Raw data:
────────

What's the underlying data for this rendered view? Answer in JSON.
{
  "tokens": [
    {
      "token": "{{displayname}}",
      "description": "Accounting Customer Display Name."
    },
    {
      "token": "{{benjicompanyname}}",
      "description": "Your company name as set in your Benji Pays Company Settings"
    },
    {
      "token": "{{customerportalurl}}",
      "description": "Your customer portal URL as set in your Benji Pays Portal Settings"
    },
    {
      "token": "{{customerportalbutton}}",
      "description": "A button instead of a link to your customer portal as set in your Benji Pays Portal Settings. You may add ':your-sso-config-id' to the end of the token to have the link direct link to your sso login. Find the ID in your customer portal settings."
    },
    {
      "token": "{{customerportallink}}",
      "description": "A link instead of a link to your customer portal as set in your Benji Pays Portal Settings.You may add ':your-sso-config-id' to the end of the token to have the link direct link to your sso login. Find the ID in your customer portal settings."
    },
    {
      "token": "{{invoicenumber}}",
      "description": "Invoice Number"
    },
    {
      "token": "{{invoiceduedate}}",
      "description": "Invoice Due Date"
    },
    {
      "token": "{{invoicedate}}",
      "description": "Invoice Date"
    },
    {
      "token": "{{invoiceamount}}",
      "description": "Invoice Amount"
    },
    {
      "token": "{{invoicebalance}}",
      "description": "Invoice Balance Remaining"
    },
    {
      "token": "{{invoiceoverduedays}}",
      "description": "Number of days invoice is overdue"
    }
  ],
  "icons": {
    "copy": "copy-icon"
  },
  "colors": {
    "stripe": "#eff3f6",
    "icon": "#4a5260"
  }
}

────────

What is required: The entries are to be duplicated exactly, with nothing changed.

Response:
What's the underlying data for this rendered view? Answer in JSON.
{
  "tokens": [
    {
      "token": "{{displayname}}",
      "description": "Accounting Customer Display Name."
    },
    {
      "token": "{{benjicompanyname}}",
      "description": "Your company name as set in your Benji Pays Company Settings"
    },
    {
      "token": "{{customerportalurl}}",
      "description": "Your customer portal URL as set in your Benji Pays Portal Settings"
    },
    {
      "token": "{{customerportalbutton}}",
      "description": "A button instead of a link to your customer portal as set in your Benji Pays Portal Settings. You may add ':your-sso-config-id' to the end of the token to have the link direct link to your sso login. Find the ID in your customer portal settings."
    },
    {
      "token": "{{customerportallink}}",
      "description": "A link instead of a link to your customer portal as set in your Benji Pays Portal Settings.You may add ':your-sso-config-id' to the end of the token to have the link direct link to your sso login. Find the ID in your customer portal settings."
    },
    {
      "token": "{{invoicenumber}}",
      "description": "Invoice Number"
    },
    {
      "token": "{{invoiceduedate}}",
      "description": "Invoice Due Date"
    },
    {
      "token": "{{invoicedate}}",
      "description": "Invoice Date"
    },
    {
      "token": "{{invoiceamount}}",
      "description": "Invoice Amount"
    },
    {
      "token": "{{invoicebalance}}",
      "description": "Invoice Balance Remaining"
    },
    {
      "token": "{{invoiceoverduedays}}",
      "description": "Number of days invoice is overdue"
    }
  ],
  "icons": {
    "copy": "copy-icon"
  },
  "colors": {
    "stripe": "#eff3f6",
    "icon": "#4a5260"
  }
}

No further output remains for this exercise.